Massachusetts DOT: Municipal Resource Guide for Walkability
This guide is intended to provide communities with the tools and information needed to hold discussions on why and how to improve walkability.
Identify Priority Locations and Projects
Engaging the Community and Making a Plan
This guidance details how to design and implement a pop-up demonstration project.
Crossing the Street
This document focuses on the physical and design details that influence street crossings.
Improving Walkability within Existing Urban Design
A walkable community is a sustainable community. By identifying and focusing on areas where vehicle traffic severs otherwise walkable routes, communities can reconnect existing corridors and improve walkability without making major adjustments to street design.
PennDOT's Local Technical Assistance Program (LTAP)
The LTAP program is designed to help Pennsylvania's municipalities make the best use of their roadway maintenance dollars.
Transportation and Land Use Planning

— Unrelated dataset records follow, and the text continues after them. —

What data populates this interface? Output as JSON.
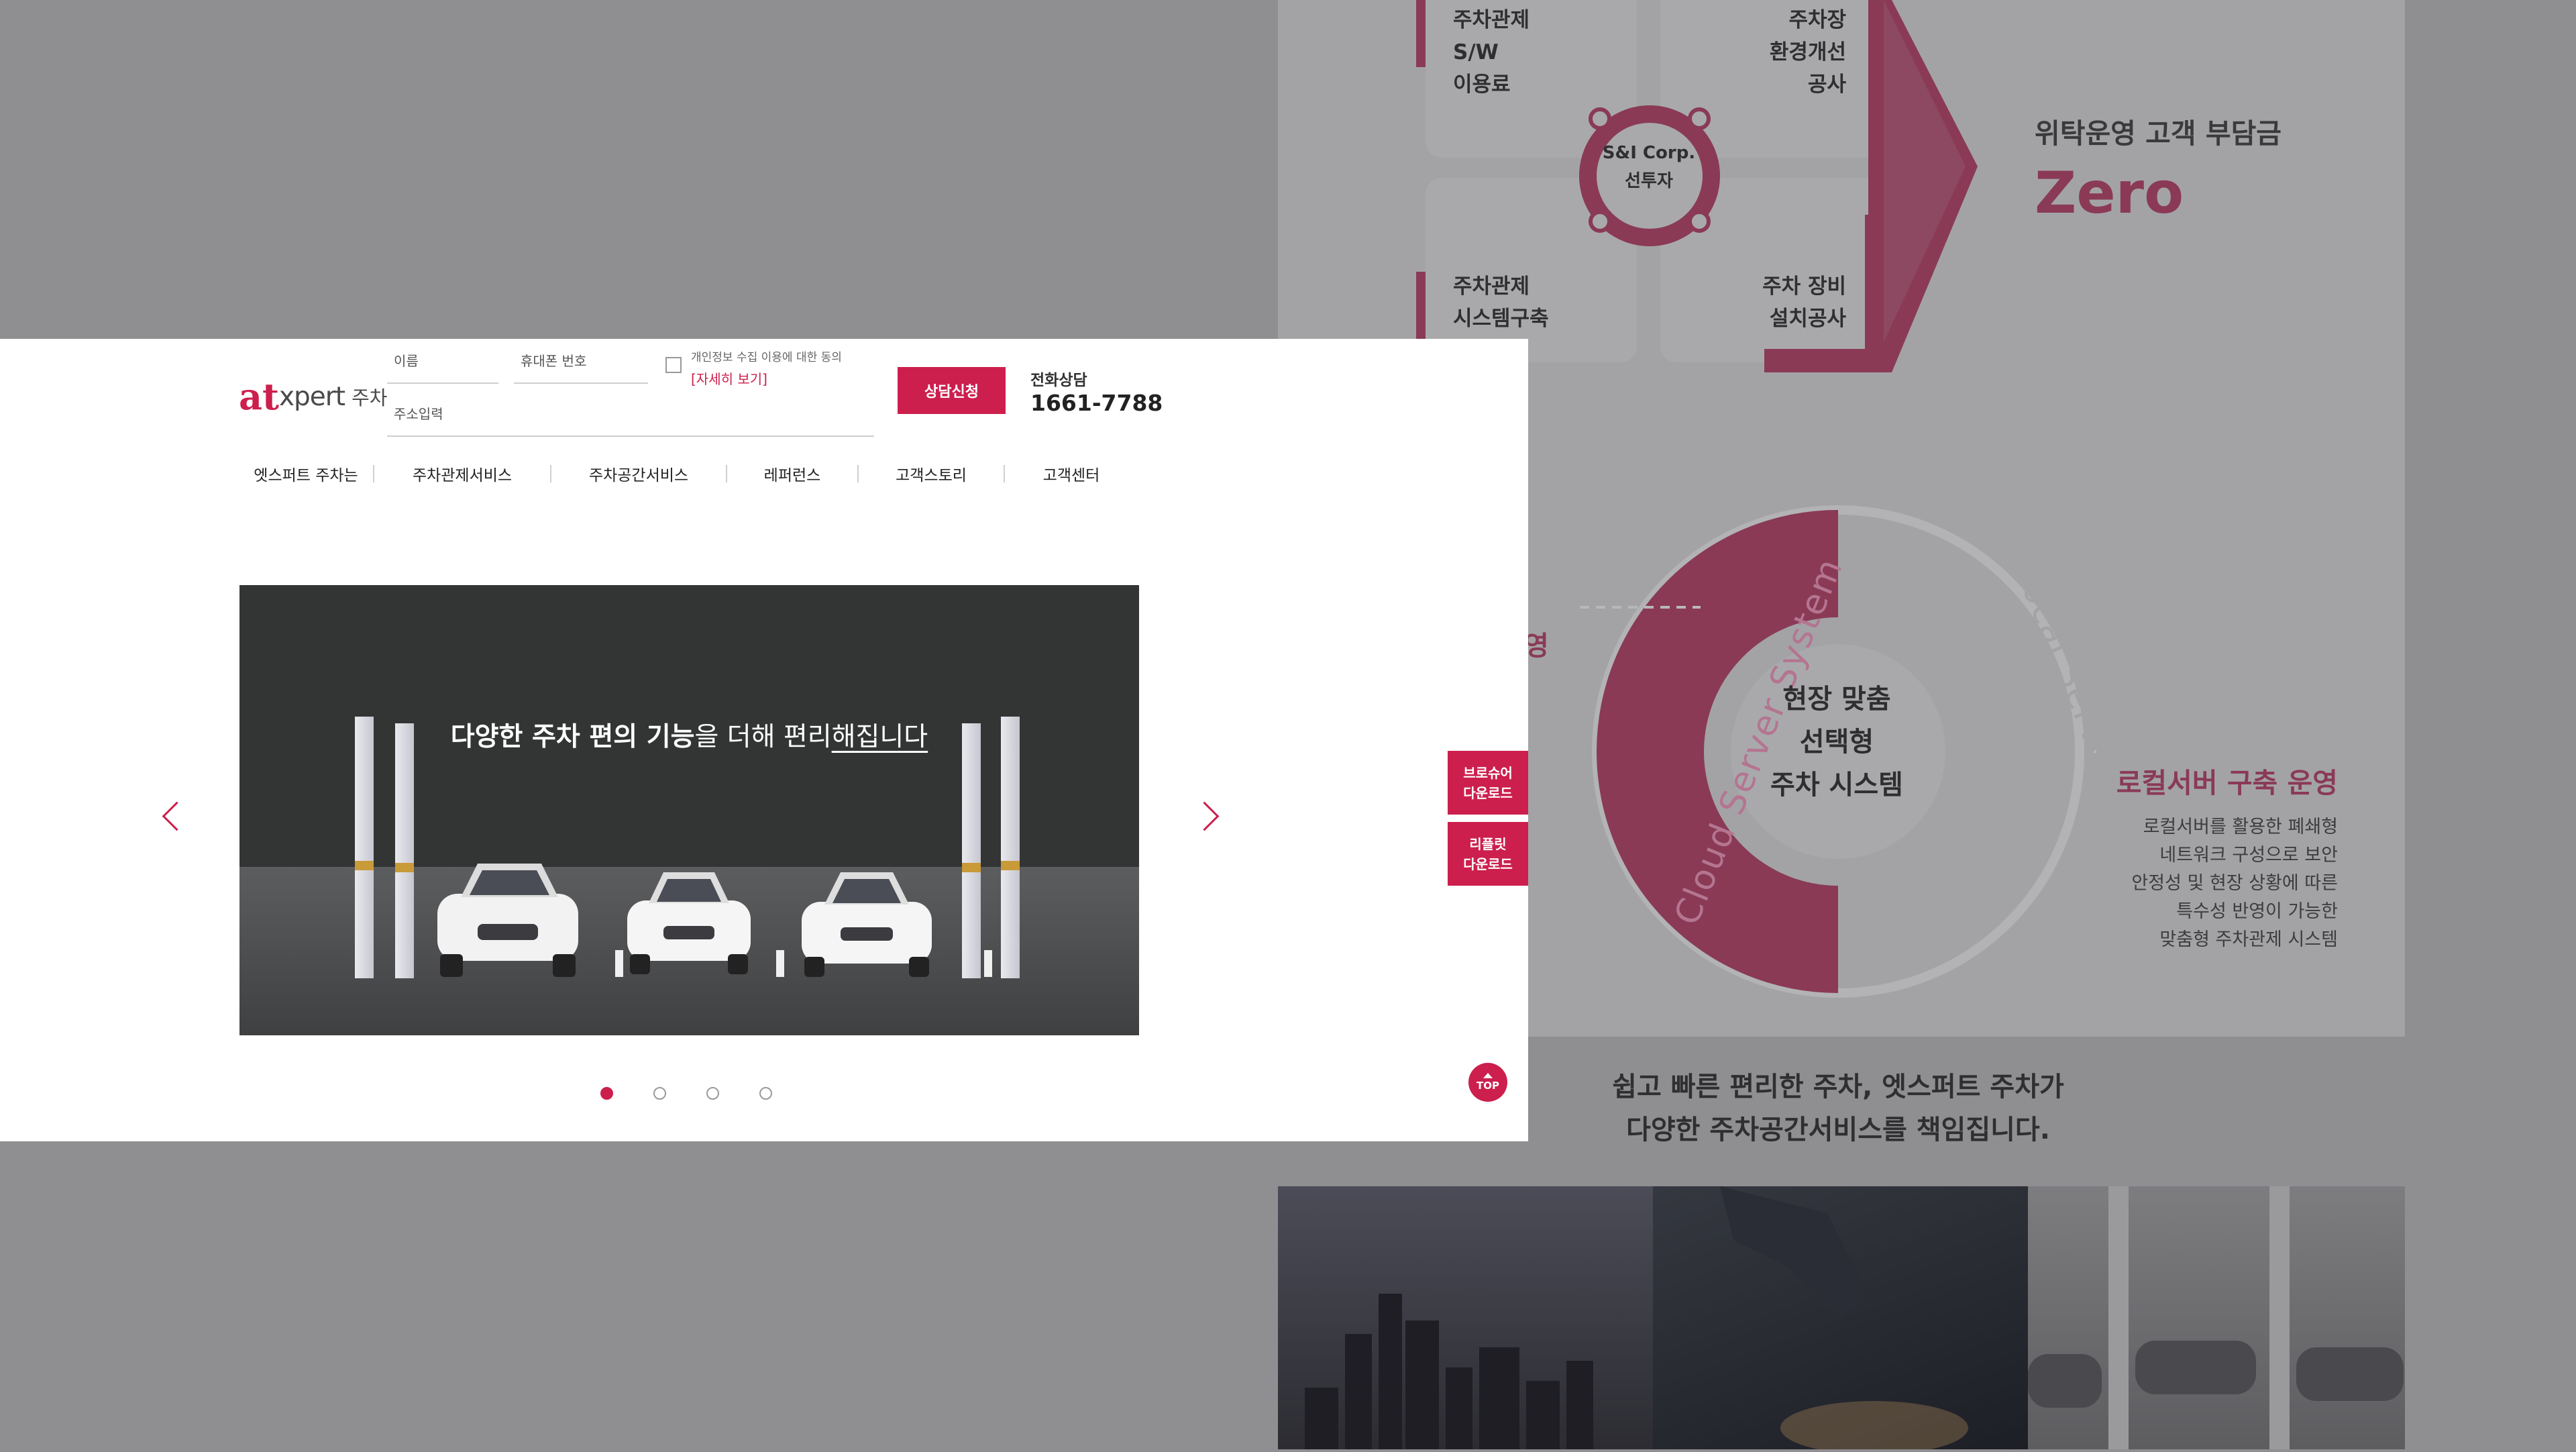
{
  "background": {
    "diagram_cells": {
      "top_left": [
        "주차관제",
        "S/W",
        "이용료"
      ],
      "top_right": [
        "주차장",
        "환경개선",
        "공사"
      ],
      "bottom_left": [
        "주차관제",
        "시스템구축"
      ],
      "bottom_right": [
        "주차 장비",
        "설치공사"
      ],
      "center": [
        "S&I Corp.",
        "선투자"
      ]
    },
    "zero_subtitle": "위탁운영 고객 부담금",
    "zero_title": "Zero",
    "server_center": [
      "현장 맞춤",
      "선택형",
      "주차 시스템"
    ],
    "cloud_label": "Cloud Server System",
    "local_label": "Local Server System",
    "left_fragment": "영",
    "local_title": "로컬서버 구축 운영",
    "local_desc": [
      "로컬서버를 활용한 폐쇄형",
      "네트워크 구성으로 보안",
      "안정성 및 현장 상황에 따른",
      "특수성 반영이 가능한",
      "맞춤형 주차관제 시스템"
    ],
    "tagline": [
      "쉽고 빠른 편리한 주차, 엣스퍼트 주차가",
      "다양한 주차공간서비스를 책임집니다."
    ]
  },
  "header": {
    "logo_mark": "at",
    "logo_word": "xpert",
    "logo_ko": "주차",
    "name_placeholder": "이름",
    "phone_placeholder": "휴대폰 번호",
    "address_placeholder": "주소입력",
    "agree_text": "개인정보 수집 이용에 대한 동의",
    "agree_link": "[자세히 보기]",
    "submit_label": "상담신청",
    "tel_label": "전화상담",
    "tel_number": "1661-7788"
  },
  "nav": [
    "엣스퍼트 주차는",
    "주차관제서비스",
    "주차공간서비스",
    "레퍼런스",
    "고객스토리",
    "고객센터"
  ],
  "slide": {
    "title_bold": "다양한 주차 편의 기능",
    "title_mid": "을 더해 편리",
    "title_underline": "해집니다"
  },
  "side_buttons": {
    "brochure": [
      "브로슈어",
      "다운로드"
    ],
    "leaflet": [
      "리플릿",
      "다운로드"
    ],
    "top": "TOP"
  },
  "colors": {
    "accent": "#cc1f4d",
    "dim_accent": "#8a3a55"
  }
}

Are you involved with municipal land use and transportation planning activities? Could your municipality use assistance to help shape future land use or transportation projects? Would you like to learn how to advance your community's planning and transportation-related goals? Have you heard about PennDOT Connects, but would like to know more about the free training and assistance available to your municipality? If you answered "Yes" to at least one of these questions, your community could benefit from PennDOT Connects Assistance.
TechSheet: Tools to Achieve Common Comprehensive Plan Goals
A truly effective transportation system accommodates all anticipated modes efficiently. This Tech Sheet lists some of the tools available to municipalities to minimize modal conflicts and provide for transit usage that can reduce single occupant vehicular traffic, thereby improving safety and reducing congestion.
Community and Local Government Assistance
This PennDOT published resource that explains funding sources for municipal and county governments. The document lists grants, reimbursements and loans available to communities and local governments for transportation related initiatives for 2017-18 and MPO/RPO contacts in Pennsylvania.
PennDOT's Bicycle and Pedestrian Master Plan
PennDOT is developing an updated Bicycle and Pedestrian Master Plan for Pennsylvania that will outline a vision and framework for improving conditions for walking and bicycling across Pennsylvania. The Master Plan will also identify and help prioritize strategies that increase the number of people walking and bicycling. Once completed, the Master Plan will be a resource for Metropolitan Planning Organizations (MPOs), Rural Planning Organizations (RPOs), and Municipalities throughout Pennsylvania.
Rural Walking in Massachusetts: A Tool Kit for Municipalities
This report provides an introduction to different types of walking facilities that can be constructed in rural areas.